Assignment: Search the entries for the word "Indiquez" and return every line where it is found.

Component data from apps and pages:
# # # # # # #

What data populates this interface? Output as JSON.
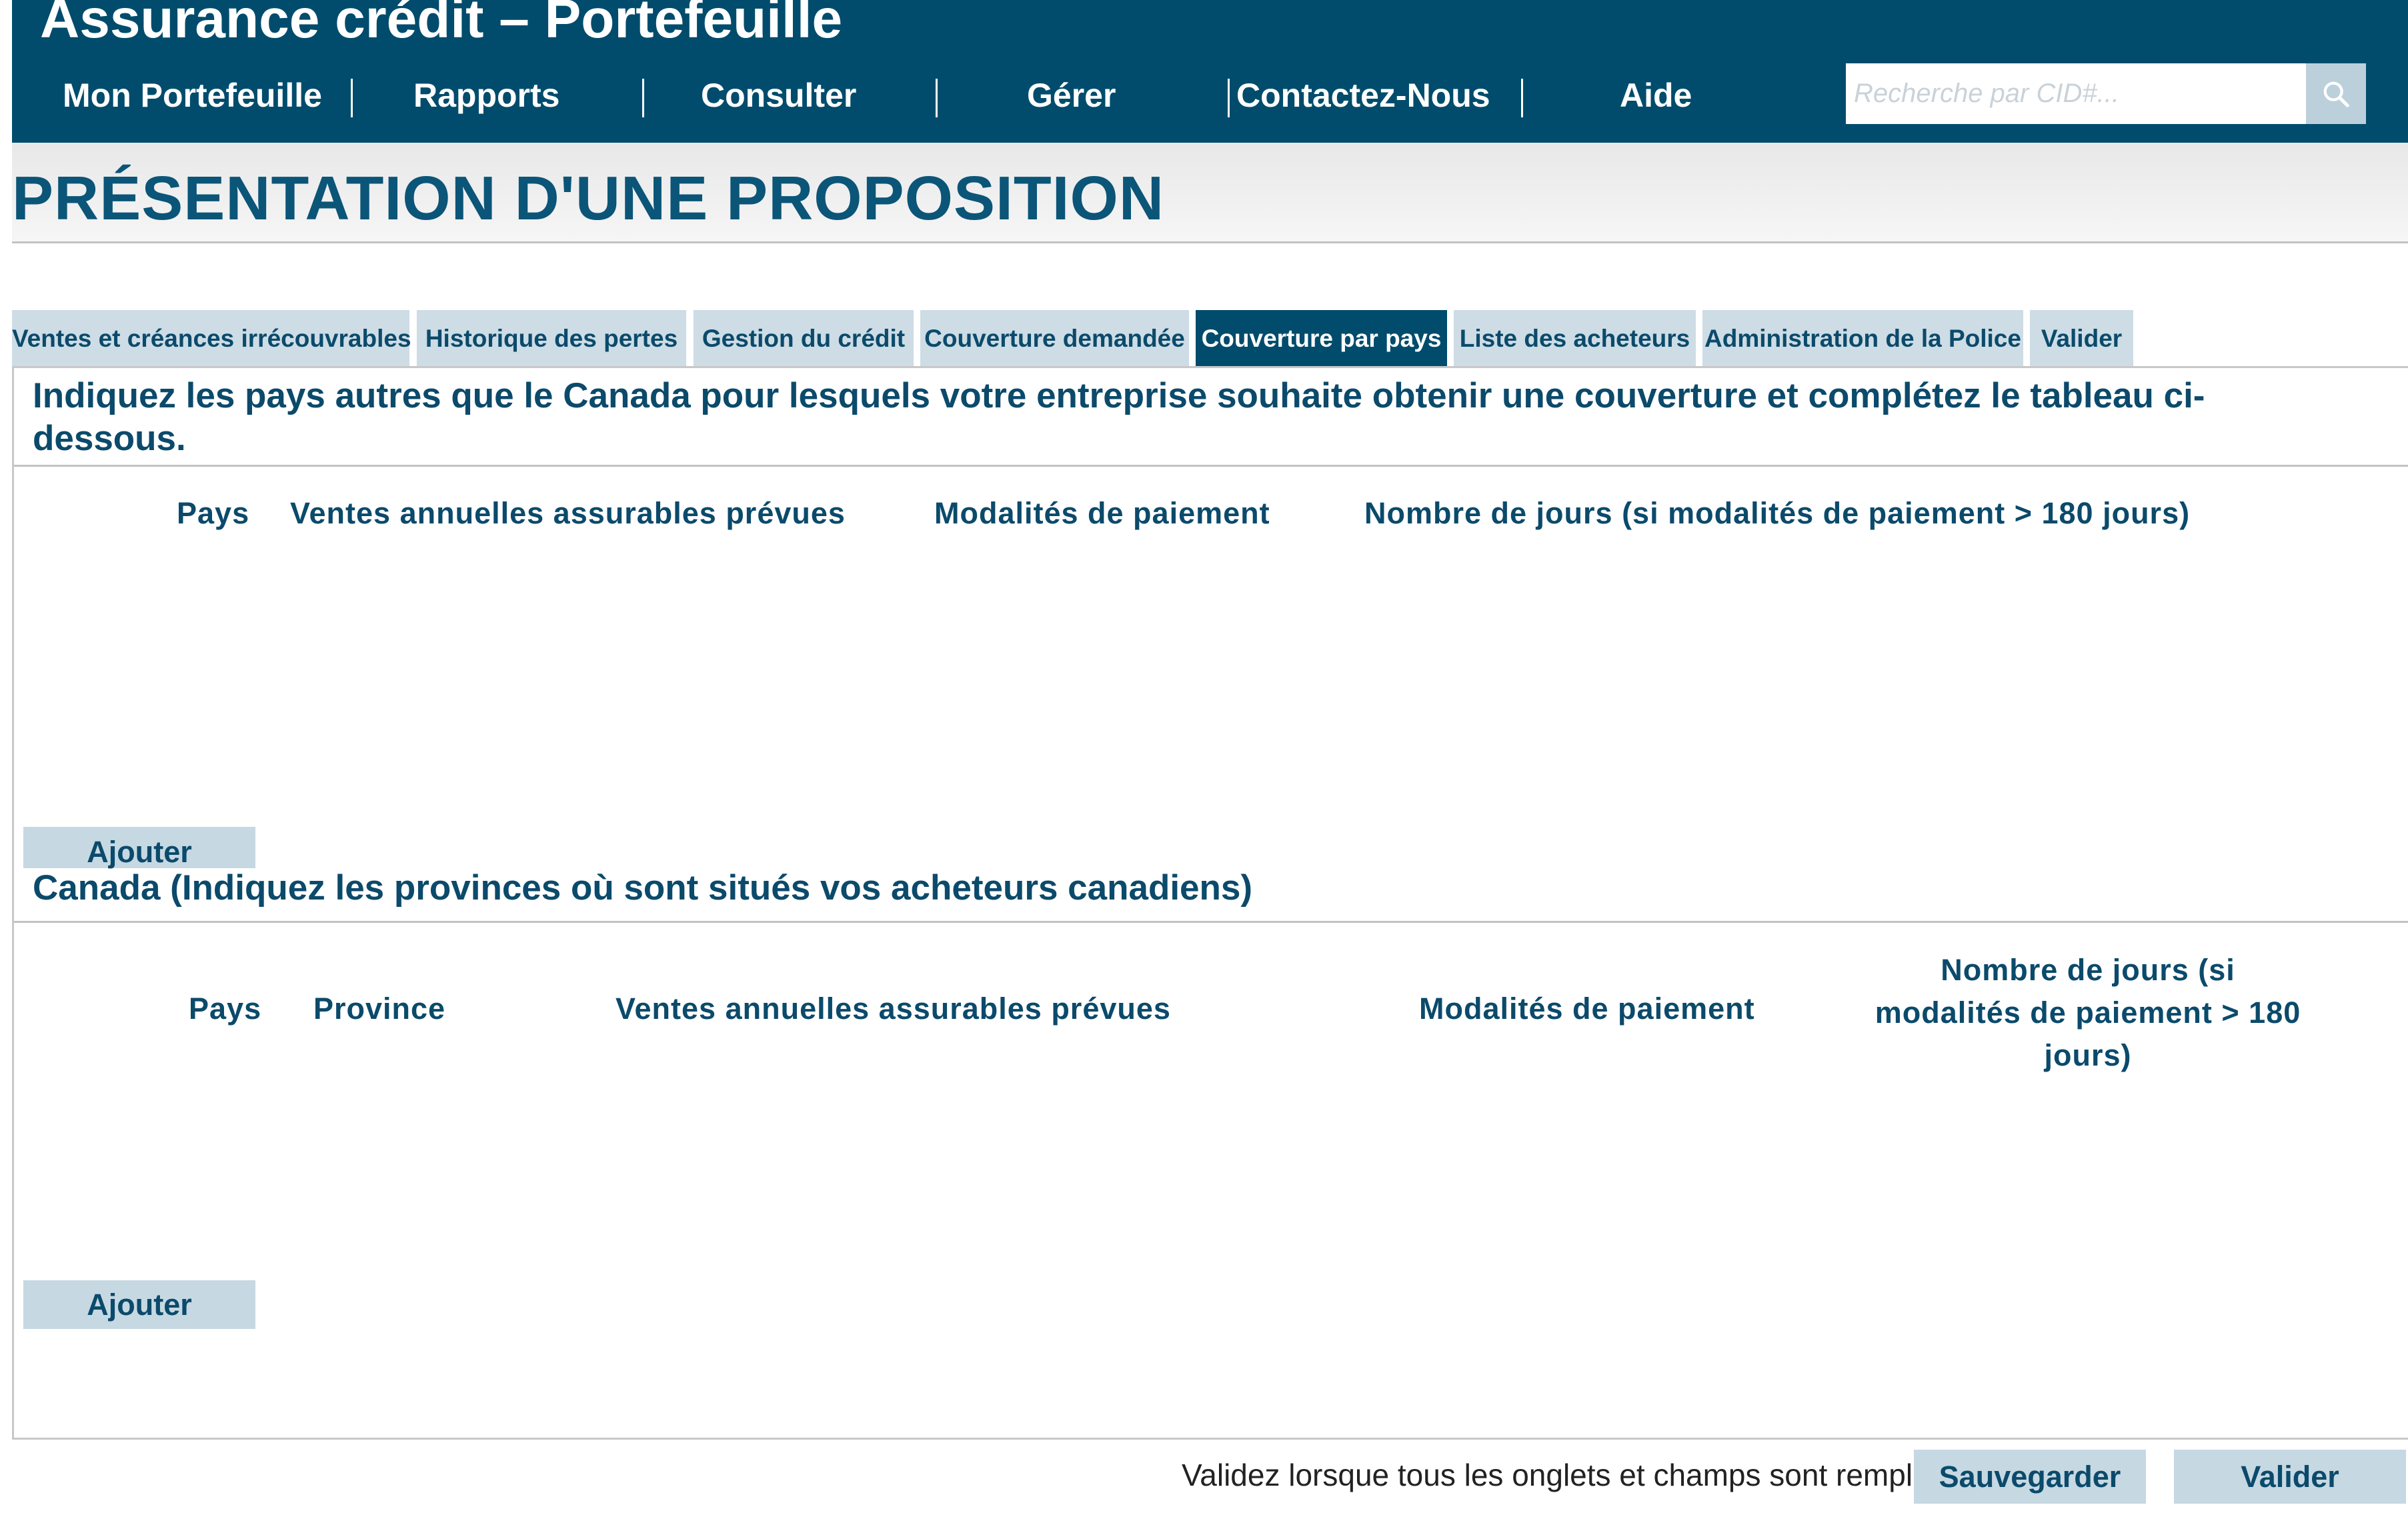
{
  "header": {
    "app_title": "Assurance crédit – Portefeuille",
    "nav": [
      "Mon Portefeuille",
      "Rapports",
      "Consulter",
      "Gérer",
      "Contactez-Nous",
      "Aide"
    ],
    "search": {
      "placeholder": "Recherche par CID#...",
      "value": "",
      "icon": "search-icon"
    }
  },
  "page": {
    "title": "PRÉSENTATION D'UNE PROPOSITION"
  },
  "tabs": [
    {
      "label": "Ventes et créances irrécouvrables",
      "active": false
    },
    {
      "label": "Historique des pertes",
      "active": false
    },
    {
      "label": "Gestion du crédit",
      "active": false
    },
    {
      "label": "Couverture demandée",
      "active": false
    },
    {
      "label": "Couverture par pays",
      "active": true
    },
    {
      "label": "Liste des acheteurs",
      "active": false
    },
    {
      "label": "Administration de la Police",
      "active": false
    },
    {
      "label": "Valider",
      "active": false
    }
  ],
  "foreign": {
    "instruction": "Indiquez les pays autres que le Canada pour lesquels votre entreprise souhaite obtenir une couverture et complétez le tableau ci-dessous.",
    "columns": [
      "Pays",
      "Ventes annuelles assurables prévues",
      "Modalités de paiement",
      "Nombre de jours (si modalités de paiement > 180 jours)"
    ],
    "add_label": "Ajouter"
  },
  "canada": {
    "instruction": "Canada (Indiquez les provinces où sont situés vos acheteurs canadiens)",
    "columns": [
      "Pays",
      "Province",
      "Ventes annuelles assurables prévues",
      "Modalités de paiement",
      "Nombre de jours (si modalités de paiement > 180 jours)"
    ],
    "add_label": "Ajouter"
  },
  "footer": {
    "note": "Validez lorsque tous les onglets et champs sont remplis",
    "save_label": "Sauvegarder",
    "validate_label": "Valider"
  },
  "colors": {
    "brand": "#014c6c",
    "tab_inactive": "#cddce5",
    "button": "#c6d8e2",
    "text": "#0b4a6b"
  }
}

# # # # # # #

Exercise output:
    "instruction": "Indiquez les pays autres que le Canada pour lesquels votre entreprise souhaite obtenir une couverture et complétez le tableau ci-dessous.",
    "instruction": "Canada (Indiquez les provinces où sont situés vos acheteurs canadiens)",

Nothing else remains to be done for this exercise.